::: Data for this task :::

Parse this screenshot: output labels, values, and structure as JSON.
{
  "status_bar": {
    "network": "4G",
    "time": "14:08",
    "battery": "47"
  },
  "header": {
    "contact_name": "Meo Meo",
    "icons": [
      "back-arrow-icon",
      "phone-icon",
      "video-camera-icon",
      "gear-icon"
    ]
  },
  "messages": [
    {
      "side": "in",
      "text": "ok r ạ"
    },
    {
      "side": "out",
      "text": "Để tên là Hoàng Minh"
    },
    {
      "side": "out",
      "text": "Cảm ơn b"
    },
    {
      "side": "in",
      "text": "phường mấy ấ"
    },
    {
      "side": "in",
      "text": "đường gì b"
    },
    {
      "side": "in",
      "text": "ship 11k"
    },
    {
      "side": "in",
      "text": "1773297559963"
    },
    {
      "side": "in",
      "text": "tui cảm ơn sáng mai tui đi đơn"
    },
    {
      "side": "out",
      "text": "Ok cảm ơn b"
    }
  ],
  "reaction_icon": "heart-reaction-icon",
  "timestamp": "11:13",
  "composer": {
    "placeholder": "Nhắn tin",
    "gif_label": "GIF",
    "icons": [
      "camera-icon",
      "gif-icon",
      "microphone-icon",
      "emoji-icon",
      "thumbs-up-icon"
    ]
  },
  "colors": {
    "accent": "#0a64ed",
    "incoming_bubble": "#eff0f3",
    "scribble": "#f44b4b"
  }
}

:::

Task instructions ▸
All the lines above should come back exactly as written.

Response area ▸
Parse this screenshot: output labels, values, and structure as JSON.
{
  "status_bar": {
    "network": "4G",
    "time": "14:08",
    "battery": "47"
  },
  "header": {
    "contact_name": "Meo Meo",
    "icons": [
      "back-arrow-icon",
      "phone-icon",
      "video-camera-icon",
      "gear-icon"
    ]
  },
  "messages": [
    {
      "side": "in",
      "text": "ok r ạ"
    },
    {
      "side": "out",
      "text": "Để tên là Hoàng Minh"
    },
    {
      "side": "out",
      "text": "Cảm ơn b"
    },
    {
      "side": "in",
      "text": "phường mấy ấ"
    },
    {
      "side": "in",
      "text": "đường gì b"
    },
    {
      "side": "in",
      "text": "ship 11k"
    },
    {
      "side": "in",
      "text": "1773297559963"
    },
    {
      "side": "in",
      "text": "tui cảm ơn sáng mai tui đi đơn"
    },
    {
      "side": "out",
      "text": "Ok cảm ơn b"
    }
  ],
  "reaction_icon": "heart-reaction-icon",
  "timestamp": "11:13",
  "composer": {
    "placeholder": "Nhắn tin",
    "gif_label": "GIF",
    "icons": [
      "camera-icon",
      "gif-icon",
      "microphone-icon",
      "emoji-icon",
      "thumbs-up-icon"
    ]
  },
  "colors": {
    "accent": "#0a64ed",
    "incoming_bubble": "#eff0f3",
    "scribble": "#f44b4b"
  }
}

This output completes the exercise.